There are no right or wrong ways to live your Life. Live it your way. After all, it’s your Life!
What caught my attention over veteran Hindi actor Sadhana’s passing on Christmas day was that she died alone in a hospital in Mahim, Mumbai – losing her battle with an undisclosed ailment. Her close friend and actor Tabassum told The Indian Express’ Sonup Sahadevan that Sadhana, 74, was “very ill and very sad”. Sadhana’s husband R.K.Nayyar had died in 1995 – the couple had no children. Sadhana apparently had no relatives and was also embroiled in a bitter legal case over the house she was living in as a tenant in Khar. Her eyesight in recent years had been affected by hyperthyroidism.
|Picture Courtesy: Internet|
Now, here was a woman who was the heartthrob of millions in India all through the 1960s and much of the 1970s – her famous films included Mera Saaya (1966), Woh Kaun Thi (1964), Gaban (1966), Mere Mehboob (1963), Ek Musafir Ek Hasina (1962), Hum Dono (1961), Rajkumar (1964), Waqt(1965), and Ek Phool Do Mali (1969). She was considered a style diva and her hairstyle, that was aped by many, was popularly called the ‘Sadhana Cut’.
Did such a memorable icon deserve such a forgettable end?

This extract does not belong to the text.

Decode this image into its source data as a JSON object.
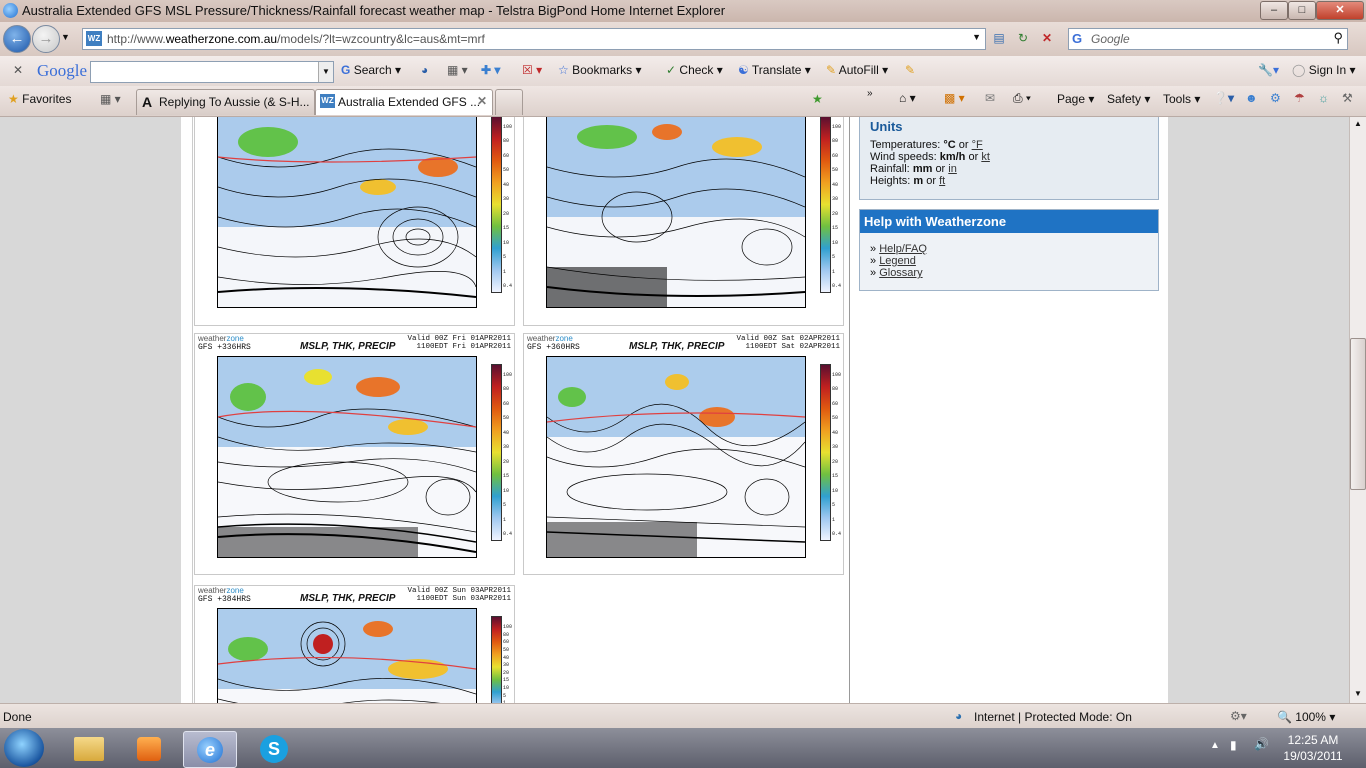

This is one question that some of the people writing, commenting, opinionating on Sadhana’s Life and times, have asked over the last couple of days.
Interesting question. In trying to answer it, we must consider that Life is all about the choices we make. And we must remember that Life’s basic principle is impermanency. Nothing is permanent. What goes up, comes down. What goes down, comes right back up. So, fame, fortune, friends and family – everyone and everything, will, at some point, fade away. The choice to live your Life alone is entirely yours. The choice to perhaps fight a court battle – or whatever – is entirely yours. The choice to be sad is entirely yours. Just as the choice to be among people you know, to not fight a court battle and to be happy is entirely yours!
I am not here pontificating whether Sadhana made the right choices in her Life. I am only saying that her choice to do what she did was purely her own. Just as it is with each of us in the context of our Life’s stories. Osho, the Master, has explained a simple, practical, way of making decisions and choices in Life. He says, when decisions come from your head – from the way you are thinking; emotionally, rationally, whatever – you will often not enjoy the outcome of your decisions. He says you may even suffer from your choices. But when your decisions come from your being, he says, when they come from who you really are, then no matter what the decision is or what outcomes follow, you will be at peace. So, who are we to judge how Sadhana made her decisions, her Life choices? Maybe she was at peace living alone and fighting her court battles, even as she battled failing health. Maybe, if Tabassum’s perspective is brought into focus, she was not. In fact, with Sadhana gone, it does not even matter now.
Even so, there’s a learning here for all of us. Our lives are flowing in the direction created by the choices we have made. And, as I see it, there are no right or wrong choices. A decision is a decision. A choice is a choice. And each choice leads you through an experience that you again learn from. This is how Life flows…and flows….until it ends…possibly when it merges again with the source?